Your goal: Please reproduce the listing in full, exactly as given.

----- Dataset content

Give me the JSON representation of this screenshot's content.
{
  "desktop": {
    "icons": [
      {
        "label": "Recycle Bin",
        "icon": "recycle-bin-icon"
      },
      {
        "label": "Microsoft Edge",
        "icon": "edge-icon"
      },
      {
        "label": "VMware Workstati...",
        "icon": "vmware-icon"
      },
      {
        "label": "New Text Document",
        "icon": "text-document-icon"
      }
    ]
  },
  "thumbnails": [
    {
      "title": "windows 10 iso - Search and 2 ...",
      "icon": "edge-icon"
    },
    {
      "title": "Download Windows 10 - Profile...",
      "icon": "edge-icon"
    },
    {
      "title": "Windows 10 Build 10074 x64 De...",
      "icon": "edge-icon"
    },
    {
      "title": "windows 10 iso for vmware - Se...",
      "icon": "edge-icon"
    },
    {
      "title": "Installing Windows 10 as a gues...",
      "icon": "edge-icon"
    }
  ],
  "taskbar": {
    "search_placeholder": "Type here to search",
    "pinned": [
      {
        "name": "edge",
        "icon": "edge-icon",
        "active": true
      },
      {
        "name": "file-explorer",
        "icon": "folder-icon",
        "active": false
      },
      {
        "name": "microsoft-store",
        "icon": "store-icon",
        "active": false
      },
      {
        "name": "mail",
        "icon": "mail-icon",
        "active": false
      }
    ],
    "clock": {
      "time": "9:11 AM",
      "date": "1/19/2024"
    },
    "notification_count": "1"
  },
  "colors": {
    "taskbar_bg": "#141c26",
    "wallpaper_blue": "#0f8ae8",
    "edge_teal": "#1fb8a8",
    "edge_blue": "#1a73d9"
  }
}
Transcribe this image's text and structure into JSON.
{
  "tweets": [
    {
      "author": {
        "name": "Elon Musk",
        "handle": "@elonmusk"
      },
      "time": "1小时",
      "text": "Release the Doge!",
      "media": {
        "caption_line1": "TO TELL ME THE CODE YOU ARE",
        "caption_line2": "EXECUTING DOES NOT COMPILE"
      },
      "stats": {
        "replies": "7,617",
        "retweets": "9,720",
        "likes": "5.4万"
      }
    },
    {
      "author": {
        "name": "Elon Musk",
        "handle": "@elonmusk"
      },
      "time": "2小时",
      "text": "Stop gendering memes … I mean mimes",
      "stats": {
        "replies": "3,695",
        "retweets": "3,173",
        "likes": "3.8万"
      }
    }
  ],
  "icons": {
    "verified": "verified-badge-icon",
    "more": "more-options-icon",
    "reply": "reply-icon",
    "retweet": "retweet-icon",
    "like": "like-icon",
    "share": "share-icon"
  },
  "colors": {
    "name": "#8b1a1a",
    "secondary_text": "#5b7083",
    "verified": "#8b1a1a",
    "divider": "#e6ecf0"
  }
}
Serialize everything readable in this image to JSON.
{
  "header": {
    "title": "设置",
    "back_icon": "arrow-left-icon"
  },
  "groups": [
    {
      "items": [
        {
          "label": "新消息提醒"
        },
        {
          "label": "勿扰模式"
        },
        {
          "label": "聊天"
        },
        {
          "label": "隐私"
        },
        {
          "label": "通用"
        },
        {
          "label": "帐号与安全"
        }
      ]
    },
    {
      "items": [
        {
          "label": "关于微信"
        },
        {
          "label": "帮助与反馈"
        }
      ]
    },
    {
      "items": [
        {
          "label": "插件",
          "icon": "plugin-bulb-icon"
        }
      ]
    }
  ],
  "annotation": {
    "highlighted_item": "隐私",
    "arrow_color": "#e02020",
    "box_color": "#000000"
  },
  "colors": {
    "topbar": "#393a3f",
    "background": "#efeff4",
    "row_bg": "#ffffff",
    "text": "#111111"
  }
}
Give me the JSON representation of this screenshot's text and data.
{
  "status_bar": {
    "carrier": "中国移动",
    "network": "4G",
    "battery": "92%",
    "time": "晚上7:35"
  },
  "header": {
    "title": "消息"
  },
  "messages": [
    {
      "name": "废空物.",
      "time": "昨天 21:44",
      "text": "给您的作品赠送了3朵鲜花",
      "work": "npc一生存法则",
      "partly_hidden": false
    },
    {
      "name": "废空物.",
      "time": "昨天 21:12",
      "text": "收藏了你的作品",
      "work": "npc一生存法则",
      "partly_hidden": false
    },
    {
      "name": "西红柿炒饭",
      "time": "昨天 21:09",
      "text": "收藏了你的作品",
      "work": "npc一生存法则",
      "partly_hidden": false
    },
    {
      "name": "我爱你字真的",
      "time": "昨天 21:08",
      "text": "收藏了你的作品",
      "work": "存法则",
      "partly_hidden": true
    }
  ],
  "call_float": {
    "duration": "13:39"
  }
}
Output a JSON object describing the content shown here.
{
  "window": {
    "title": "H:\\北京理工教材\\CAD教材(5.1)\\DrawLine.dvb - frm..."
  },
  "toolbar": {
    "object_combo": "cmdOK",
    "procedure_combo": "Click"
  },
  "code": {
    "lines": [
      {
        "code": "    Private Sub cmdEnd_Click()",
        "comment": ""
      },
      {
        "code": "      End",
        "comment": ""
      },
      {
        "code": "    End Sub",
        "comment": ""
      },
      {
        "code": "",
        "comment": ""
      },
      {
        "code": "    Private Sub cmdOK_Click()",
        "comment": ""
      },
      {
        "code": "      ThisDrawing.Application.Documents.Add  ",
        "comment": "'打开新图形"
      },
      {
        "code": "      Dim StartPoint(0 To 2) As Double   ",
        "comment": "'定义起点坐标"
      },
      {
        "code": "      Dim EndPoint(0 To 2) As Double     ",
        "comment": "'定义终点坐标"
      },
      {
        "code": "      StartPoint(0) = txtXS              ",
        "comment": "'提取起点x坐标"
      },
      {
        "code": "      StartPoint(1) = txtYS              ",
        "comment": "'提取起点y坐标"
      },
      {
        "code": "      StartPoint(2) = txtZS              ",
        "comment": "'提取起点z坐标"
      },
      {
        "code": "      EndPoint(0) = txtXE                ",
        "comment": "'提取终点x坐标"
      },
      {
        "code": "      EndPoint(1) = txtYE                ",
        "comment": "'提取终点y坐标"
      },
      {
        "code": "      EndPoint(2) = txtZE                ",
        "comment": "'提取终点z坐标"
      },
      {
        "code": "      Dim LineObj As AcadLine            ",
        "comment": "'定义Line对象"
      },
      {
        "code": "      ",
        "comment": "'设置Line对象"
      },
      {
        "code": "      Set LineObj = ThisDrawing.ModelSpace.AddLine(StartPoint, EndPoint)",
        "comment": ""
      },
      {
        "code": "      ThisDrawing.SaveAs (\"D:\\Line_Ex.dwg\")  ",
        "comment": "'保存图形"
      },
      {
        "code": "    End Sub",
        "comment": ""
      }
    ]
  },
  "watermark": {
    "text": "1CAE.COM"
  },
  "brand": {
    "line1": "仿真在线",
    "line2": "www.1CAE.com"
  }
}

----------

The answer:
Give me the JSON representation of this screenshot's content.
{
  "desktop": {
    "icons": [
      {
        "label": "Recycle Bin",
        "icon": "recycle-bin-icon"
      },
      {
        "label": "Microsoft Edge",
        "icon": "edge-icon"
      },
      {
        "label": "VMware Workstati...",
        "icon": "vmware-icon"
      },
      {
        "label": "New Text Document",
        "icon": "text-document-icon"
      }
    ]
  },
  "thumbnails": [
    {
      "title": "windows 10 iso - Search and 2 ...",
      "icon": "edge-icon"
    },
    {
      "title": "Download Windows 10 - Profile...",
      "icon": "edge-icon"
    },
    {
      "title": "Windows 10 Build 10074 x64 De...",
      "icon": "edge-icon"
    },
    {
      "title": "windows 10 iso for vmware - Se...",
      "icon": "edge-icon"
    },
    {
      "title": "Installing Windows 10 as a gues...",
      "icon": "edge-icon"
    }
  ],
  "taskbar": {
    "search_placeholder": "Type here to search",
    "pinned": [
      {
        "name": "edge",
        "icon": "edge-icon",
        "active": true
      },
      {
        "name": "file-explorer",
        "icon": "folder-icon",
        "active": false
      },
      {
        "name": "microsoft-store",
        "icon": "store-icon",
        "active": false
      },
      {
        "name": "mail",
        "icon": "mail-icon",
        "active": false
      }
    ],
    "clock": {
      "time": "9:11 AM",
      "date": "1/19/2024"
    },
    "notification_count": "1"
  },
  "colors": {
    "taskbar_bg": "#141c26",
    "wallpaper_blue": "#0f8ae8",
    "edge_teal": "#1fb8a8",
    "edge_blue": "#1a73d9"
  }
}
Transcribe this image's text and structure into JSON.
{
  "tweets": [
    {
      "author": {
        "name": "Elon Musk",
        "handle": "@elonmusk"
      },
      "time": "1小时",
      "text": "Release the Doge!",
      "media": {
        "caption_line1": "TO TELL ME THE CODE YOU ARE",
        "caption_line2": "EXECUTING DOES NOT COMPILE"
      },
      "stats": {
        "replies": "7,617",
        "retweets": "9,720",
        "likes": "5.4万"
      }
    },
    {
      "author": {
        "name": "Elon Musk",
        "handle": "@elonmusk"
      },
      "time": "2小时",
      "text": "Stop gendering memes … I mean mimes",
      "stats": {
        "replies": "3,695",
        "retweets": "3,173",
        "likes": "3.8万"
      }
    }
  ],
  "icons": {
    "verified": "verified-badge-icon",
    "more": "more-options-icon",
    "reply": "reply-icon",
    "retweet": "retweet-icon",
    "like": "like-icon",
    "share": "share-icon"
  },
  "colors": {
    "name": "#8b1a1a",
    "secondary_text": "#5b7083",
    "verified": "#8b1a1a",
    "divider": "#e6ecf0"
  }
}
Serialize everything readable in this image to JSON.
{
  "header": {
    "title": "设置",
    "back_icon": "arrow-left-icon"
  },
  "groups": [
    {
      "items": [
        {
          "label": "新消息提醒"
        },
        {
          "label": "勿扰模式"
        },
        {
          "label": "聊天"
        },
        {
          "label": "隐私"
        },
        {
          "label": "通用"
        },
        {
          "label": "帐号与安全"
        }
      ]
    },
    {
      "items": [
        {
          "label": "关于微信"
        },
        {
          "label": "帮助与反馈"
        }
      ]
    },
    {
      "items": [
        {
          "label": "插件",
          "icon": "plugin-bulb-icon"
        }
      ]
    }
  ],
  "annotation": {
    "highlighted_item": "隐私",
    "arrow_color": "#e02020",
    "box_color": "#000000"
  },
  "colors": {
    "topbar": "#393a3f",
    "background": "#efeff4",
    "row_bg": "#ffffff",
    "text": "#111111"
  }
}
Give me the JSON representation of this screenshot's text and data.
{
  "status_bar": {
    "carrier": "中国移动",
    "network": "4G",
    "battery": "92%",
    "time": "晚上7:35"
  },
  "header": {
    "title": "消息"
  },
  "messages": [
    {
      "name": "废空物.",
      "time": "昨天 21:44",
      "text": "给您的作品赠送了3朵鲜花",
      "work": "npc一生存法则",
      "partly_hidden": false
    },
    {
      "name": "废空物.",
      "time": "昨天 21:12",
      "text": "收藏了你的作品",
      "work": "npc一生存法则",
      "partly_hidden": false
    },
    {
      "name": "西红柿炒饭",
      "time": "昨天 21:09",
      "text": "收藏了你的作品",
      "work": "npc一生存法则",
      "partly_hidden": false
    },
    {
      "name": "我爱你字真的",
      "time": "昨天 21:08",
      "text": "收藏了你的作品",
      "work": "存法则",
      "partly_hidden": true
    }
  ],
  "call_float": {
    "duration": "13:39"
  }
}
Output a JSON object describing the content shown here.
{
  "window": {
    "title": "H:\\北京理工教材\\CAD教材(5.1)\\DrawLine.dvb - frm..."
  },
  "toolbar": {
    "object_combo": "cmdOK",
    "procedure_combo": "Click"
  },
  "code": {
    "lines": [
      {
        "code": "    Private Sub cmdEnd_Click()",
        "comment": ""
      },
      {
        "code": "      End",
        "comment": ""
      },
      {
        "code": "    End Sub",
        "comment": ""
      },
      {
        "code": "",
        "comment": ""
      },
      {
        "code": "    Private Sub cmdOK_Click()",
        "comment": ""
      },
      {
        "code": "      ThisDrawing.Application.Documents.Add  ",
        "comment": "'打开新图形"
      },
      {
        "code": "      Dim StartPoint(0 To 2) As Double   ",
        "comment": "'定义起点坐标"
      },
      {
        "code": "      Dim EndPoint(0 To 2) As Double     ",
        "comment": "'定义终点坐标"
      },
      {
        "code": "      StartPoint(0) = txtXS              ",
        "comment": "'提取起点x坐标"
      },
      {
        "code": "      StartPoint(1) = txtYS              ",
        "comment": "'提取起点y坐标"
      },
      {
        "code": "      StartPoint(2) = txtZS              ",
        "comment": "'提取起点z坐标"
      },
      {
        "code": "      EndPoint(0) = txtXE                ",
        "comment": "'提取终点x坐标"
      },
      {
        "code": "      EndPoint(1) = txtYE                ",
        "comment": "'提取终点y坐标"
      },
      {
        "code": "      EndPoint(2) = txtZE                ",
        "comment": "'提取终点z坐标"
      },
      {
        "code": "      Dim LineObj As AcadLine            ",
        "comment": "'定义Line对象"
      },
      {
        "code": "      ",
        "comment": "'设置Line对象"
      },
      {
        "code": "      Set LineObj = ThisDrawing.ModelSpace.AddLine(StartPoint, EndPoint)",
        "comment": ""
      },
      {
        "code": "      ThisDrawing.SaveAs (\"D:\\Line_Ex.dwg\")  ",
        "comment": "'保存图形"
      },
      {
        "code": "    End Sub",
        "comment": ""
      }
    ]
  },
  "watermark": {
    "text": "1CAE.COM"
  },
  "brand": {
    "line1": "仿真在线",
    "line2": "www.1CAE.com"
  }
}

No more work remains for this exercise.